[[ AVAILABLE DATA, beginning ]]

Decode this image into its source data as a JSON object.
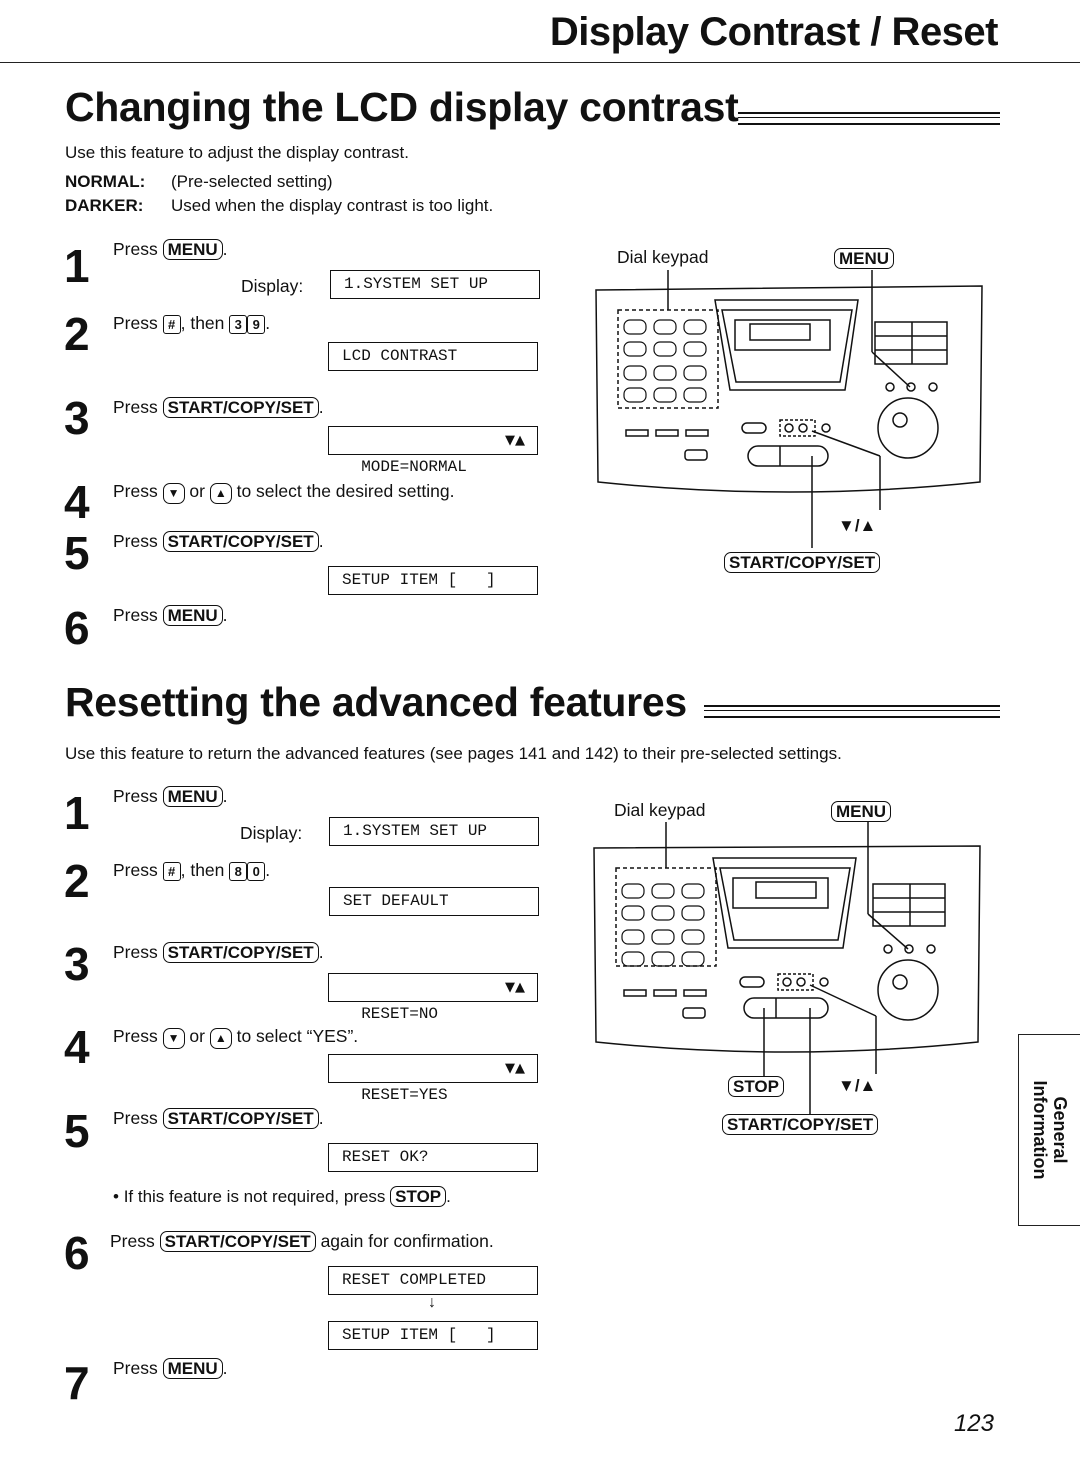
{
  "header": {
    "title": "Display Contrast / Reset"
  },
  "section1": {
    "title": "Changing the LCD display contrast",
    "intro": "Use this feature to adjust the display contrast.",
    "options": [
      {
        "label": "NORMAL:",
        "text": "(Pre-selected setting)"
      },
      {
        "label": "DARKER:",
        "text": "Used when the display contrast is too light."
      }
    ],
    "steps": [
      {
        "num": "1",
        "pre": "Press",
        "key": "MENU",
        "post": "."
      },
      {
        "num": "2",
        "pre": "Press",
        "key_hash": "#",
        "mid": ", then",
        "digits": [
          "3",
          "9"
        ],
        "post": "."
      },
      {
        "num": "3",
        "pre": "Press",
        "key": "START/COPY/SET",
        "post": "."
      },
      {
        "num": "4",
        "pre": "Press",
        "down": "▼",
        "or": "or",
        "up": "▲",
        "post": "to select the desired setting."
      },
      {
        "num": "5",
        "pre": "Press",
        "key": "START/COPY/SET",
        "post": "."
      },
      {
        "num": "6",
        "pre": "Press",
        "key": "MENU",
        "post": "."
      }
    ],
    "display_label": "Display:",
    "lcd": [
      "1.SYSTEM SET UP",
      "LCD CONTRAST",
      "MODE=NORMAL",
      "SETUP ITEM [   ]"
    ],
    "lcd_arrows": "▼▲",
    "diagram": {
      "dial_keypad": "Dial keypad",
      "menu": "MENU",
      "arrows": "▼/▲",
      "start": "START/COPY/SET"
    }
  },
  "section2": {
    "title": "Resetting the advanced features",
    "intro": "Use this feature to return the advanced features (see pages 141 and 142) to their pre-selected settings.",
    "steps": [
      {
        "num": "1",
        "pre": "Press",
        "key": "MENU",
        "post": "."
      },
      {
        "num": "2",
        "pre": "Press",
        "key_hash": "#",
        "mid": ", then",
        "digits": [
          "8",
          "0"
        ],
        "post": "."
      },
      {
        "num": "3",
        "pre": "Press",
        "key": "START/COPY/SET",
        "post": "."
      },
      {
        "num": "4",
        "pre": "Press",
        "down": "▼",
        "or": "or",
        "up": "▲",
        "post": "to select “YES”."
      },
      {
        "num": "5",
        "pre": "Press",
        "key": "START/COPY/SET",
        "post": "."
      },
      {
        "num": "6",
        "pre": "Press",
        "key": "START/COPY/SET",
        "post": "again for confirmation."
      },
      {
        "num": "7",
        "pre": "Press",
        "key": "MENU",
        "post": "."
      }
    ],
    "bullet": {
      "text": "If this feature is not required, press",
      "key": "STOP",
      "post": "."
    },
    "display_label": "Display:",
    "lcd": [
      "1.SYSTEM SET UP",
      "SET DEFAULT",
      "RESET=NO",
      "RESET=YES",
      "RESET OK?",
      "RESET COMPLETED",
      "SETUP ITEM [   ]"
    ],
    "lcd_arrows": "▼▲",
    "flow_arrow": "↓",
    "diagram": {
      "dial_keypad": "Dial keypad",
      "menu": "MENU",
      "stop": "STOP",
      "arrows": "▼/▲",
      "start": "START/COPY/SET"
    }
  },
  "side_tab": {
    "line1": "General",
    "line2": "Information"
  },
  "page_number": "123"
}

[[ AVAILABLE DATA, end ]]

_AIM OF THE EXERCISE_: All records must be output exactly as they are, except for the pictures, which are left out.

_WRITTEN ANSWER_:
Decode this image into its source data as a JSON object.
{
  "header": {
    "title": "Display Contrast / Reset"
  },
  "section1": {
    "title": "Changing the LCD display contrast",
    "intro": "Use this feature to adjust the display contrast.",
    "options": [
      {
        "label": "NORMAL:",
        "text": "(Pre-selected setting)"
      },
      {
        "label": "DARKER:",
        "text": "Used when the display contrast is too light."
      }
    ],
    "steps": [
      {
        "num": "1",
        "pre": "Press",
        "key": "MENU",
        "post": "."
      },
      {
        "num": "2",
        "pre": "Press",
        "key_hash": "#",
        "mid": ", then",
        "digits": [
          "3",
          "9"
        ],
        "post": "."
      },
      {
        "num": "3",
        "pre": "Press",
        "key": "START/COPY/SET",
        "post": "."
      },
      {
        "num": "4",
        "pre": "Press",
        "down": "▼",
        "or": "or",
        "up": "▲",
        "post": "to select the desired setting."
      },
      {
        "num": "5",
        "pre": "Press",
        "key": "START/COPY/SET",
        "post": "."
      },
      {
        "num": "6",
        "pre": "Press",
        "key": "MENU",
        "post": "."
      }
    ],
    "display_label": "Display:",
    "lcd": [
      "1.SYSTEM SET UP",
      "LCD CONTRAST",
      "MODE=NORMAL",
      "SETUP ITEM [   ]"
    ],
    "lcd_arrows": "▼▲",
    "diagram": {
      "dial_keypad": "Dial keypad",
      "menu": "MENU",
      "arrows": "▼/▲",
      "start": "START/COPY/SET"
    }
  },
  "section2": {
    "title": "Resetting the advanced features",
    "intro": "Use this feature to return the advanced features (see pages 141 and 142) to their pre-selected settings.",
    "steps": [
      {
        "num": "1",
        "pre": "Press",
        "key": "MENU",
        "post": "."
      },
      {
        "num": "2",
        "pre": "Press",
        "key_hash": "#",
        "mid": ", then",
        "digits": [
          "8",
          "0"
        ],
        "post": "."
      },
      {
        "num": "3",
        "pre": "Press",
        "key": "START/COPY/SET",
        "post": "."
      },
      {
        "num": "4",
        "pre": "Press",
        "down": "▼",
        "or": "or",
        "up": "▲",
        "post": "to select “YES”."
      },
      {
        "num": "5",
        "pre": "Press",
        "key": "START/COPY/SET",
        "post": "."
      },
      {
        "num": "6",
        "pre": "Press",
        "key": "START/COPY/SET",
        "post": "again for confirmation."
      },
      {
        "num": "7",
        "pre": "Press",
        "key": "MENU",
        "post": "."
      }
    ],
    "bullet": {
      "text": "If this feature is not required, press",
      "key": "STOP",
      "post": "."
    },
    "display_label": "Display:",
    "lcd": [
      "1.SYSTEM SET UP",
      "SET DEFAULT",
      "RESET=NO",
      "RESET=YES",
      "RESET OK?",
      "RESET COMPLETED",
      "SETUP ITEM [   ]"
    ],
    "lcd_arrows": "▼▲",
    "flow_arrow": "↓",
    "diagram": {
      "dial_keypad": "Dial keypad",
      "menu": "MENU",
      "stop": "STOP",
      "arrows": "▼/▲",
      "start": "START/COPY/SET"
    }
  },
  "side_tab": {
    "line1": "General",
    "line2": "Information"
  },
  "page_number": "123"
}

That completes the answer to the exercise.